Over the space of a purgative 80 minutes, spectators are cast adrift from the framework of everyday life by means of a violent build-up of fragmented images and sounds. The intention, apparently, is to create a condition akin to the no man's land between life and death, between being and not being. A vast semi-circular glass screen at the back of the stage is made to suggest the VDU of a life-support machine, its shadowy blips and blinding flashes accompanied by electronic noises of such acute sonic fidelity, you can almost reach out and touch them. Gleaming glass-and-steel trolleys are wheeled on by people in modish white clothes. Is this a catwalk fashion promotion or the inside of a morgue?
As soon as you think you've got the picture, it shifts, dissolves, or blacks out. A girl in a demure white frock turns her back to reveal a naked behind; strobe-flickering figures hurl themselves at each other in what might be a joyful encounter or just as easily a mugging; healthy-looking men in business suits clamber upon the trolleys to become corpses, gawped at and prodded. A nude girl zips herself into a body-bag, only to be reverentially reborn and taught to walk by a team in white coats.

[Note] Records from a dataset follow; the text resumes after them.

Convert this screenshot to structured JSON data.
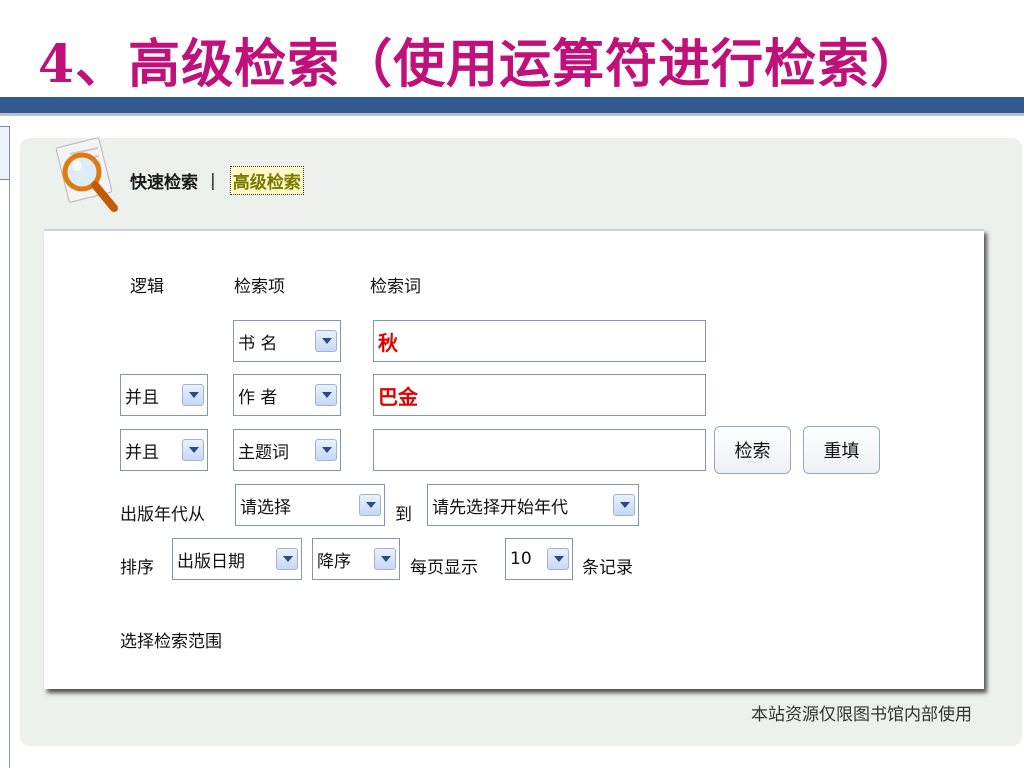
{
  "slide": {
    "title": "4、高级检索（使用运算符进行检索）"
  },
  "tabs": {
    "quick": "快速检索",
    "separator": "|",
    "advanced": "高级检索"
  },
  "headers": {
    "logic": "逻辑",
    "field": "检索项",
    "term": "检索词"
  },
  "rows": [
    {
      "logic": "",
      "field": "书 名",
      "term": "秋"
    },
    {
      "logic": "并且",
      "field": "作 者",
      "term": "巴金"
    },
    {
      "logic": "并且",
      "field": "主题词",
      "term": ""
    }
  ],
  "buttons": {
    "search": "检索",
    "reset": "重填"
  },
  "year": {
    "label": "出版年代从",
    "from": "请选择",
    "to_label": "到",
    "to": "请先选择开始年代"
  },
  "sort": {
    "label": "排序",
    "by": "出版日期",
    "order": "降序",
    "per_page_label": "每页显示",
    "per_page": "10",
    "records_label": "条记录"
  },
  "scope": {
    "label": "选择检索范围"
  },
  "footer": {
    "note": "本站资源仅限图书馆内部使用"
  },
  "colors": {
    "title": "#c0107a",
    "title_bar": "#33598f",
    "term_text": "#e00000",
    "panel_bg": "#edf1ee"
  },
  "icons": {
    "search_logo": "magnifier-icon",
    "dropdown": "chevron-down-icon"
  }
}
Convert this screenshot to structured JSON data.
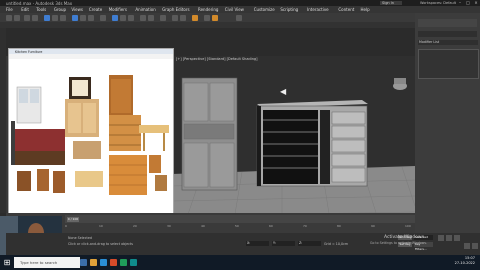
{
  "window": {
    "title": "untitled.max - Autodesk 3ds Max",
    "sign_in": "Sign In",
    "workspaces": "Workspaces: Default"
  },
  "menus": [
    "File",
    "Edit",
    "Tools",
    "Group",
    "Views",
    "Create",
    "Modifiers",
    "Animation",
    "Graph Editors",
    "Rendering",
    "Civil View",
    "Customize",
    "Scripting",
    "Interactive",
    "Content",
    "Help"
  ],
  "viewport": {
    "label": "[+] [Perspective] [Standard] [Default Shading]"
  },
  "browser": {
    "tab_title": "Kitchen Furniture",
    "zoom": "100%"
  },
  "command_panel": {
    "modifier_list": "Modifier List"
  },
  "timeline": {
    "frame": "0 / 100",
    "ticks": [
      "0",
      "10",
      "20",
      "30",
      "40",
      "50",
      "60",
      "70",
      "80",
      "90",
      "100"
    ]
  },
  "status": {
    "msg1": "None Selected",
    "msg2": "Click or click-and-drag to select objects",
    "x": "X:",
    "y": "Y:",
    "z": "Z:",
    "grid": "Grid = 10,0cm",
    "auto_key": "Auto Key",
    "selected": "Selected",
    "set_key": "Set Key",
    "key_filters": "Key Filters..."
  },
  "activate": {
    "line1": "Activate Windows",
    "line2": "Go to Settings to activate Windows."
  },
  "taskbar": {
    "search": "Type here to search",
    "time": "15:07",
    "date": "27-10-2022"
  },
  "colors": {
    "accent": "#3f7dd1",
    "bg": "#2b2b2b"
  }
}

Textual messages intermittently flash up, Telex-like. "How much the science can control the borders of life," says one (you feel the translator could have tried harder here). But they're scarcely necessary. Any "meaning" in this electronically induced chaos lies in the sensations created by the assault. The climax comes in a long virtual- reality sequence, resembling one of those arcade games where you are the driver of a speeding car. Motorway views slide past, Japanese vistas of mountain and forest. Then suddenly the car - your life? - goes into overdrive. Physical reality goes by at a sickening lick, its features blurred in fast- forward. The pitch of the score mounts to an intolerable screech. The screen suddenly whites out into nothingness.
Dumb type presents a nihilistic view of human experience, and one many will reject. At its shallowest level, it's little more than a jamboree for computer nerds. But at best, this group of sound-sculptors and choreographers has come up with a uniquely complex expression of a soulless and soul-seeking age. I hated parts of this show, was bored or irritated for minutes on end; yet its store of disturbing and stimulating images haunts me still.
The opening event of Re:Orient's season of dance from the Pacific Rim at the Place offered rather less of what one might expect from an urbanised, technophile East. In fact, what this mixed programme most forcefully underlined was the folly of trying to attach any kind of label at all. Tiny, carrot-blonde Aki Nagatani from Japan opened with a solo entitled Hero in Myself, yet her movements were more fragile than heroic. At first, her undulations seemed to mimic an elegant water fowl; then she became a hobbled automaton, restricted in expression; and finally she turned into a victim of some invisible force, resembling a figure from a Hiroshige print baffling against wind and weather.
Requiem, a solo from Taiwan's Lin Hwai-Min, was rather less picturesque, taking minimalism almost to breaking point. Spinning on the spot for 11 minutes, head bowed as if under a weight of suffering, dancer Lo Man-Fei swirled out her heavy skins in the manner of a Sufi dervish. The only punctuation was an occasional sharp gasp, or the raising of pleading hands. It was a dizzy- defying feat (achieved without the ballerina's trick of "spotting" with the eyes), yet the effect was lugubrious almost beyond endurance. The work was conceived, we were told, with reference to the victims of Tiananmen Square.
Lo Man-Fei was also the creator of Dark Side of the Moon, a four-hander which was disappointing not only for the fact that it didn't feature the music of Pink Floyd. Its superb production values (acres of silk kimonos, gorgeous lighting) didn't in any way help to tell the promised murder story, the ancient Chinese tale of Rashomon.
Re:Orient season: The Place, WC1 (0171 387 0031), to 3 October.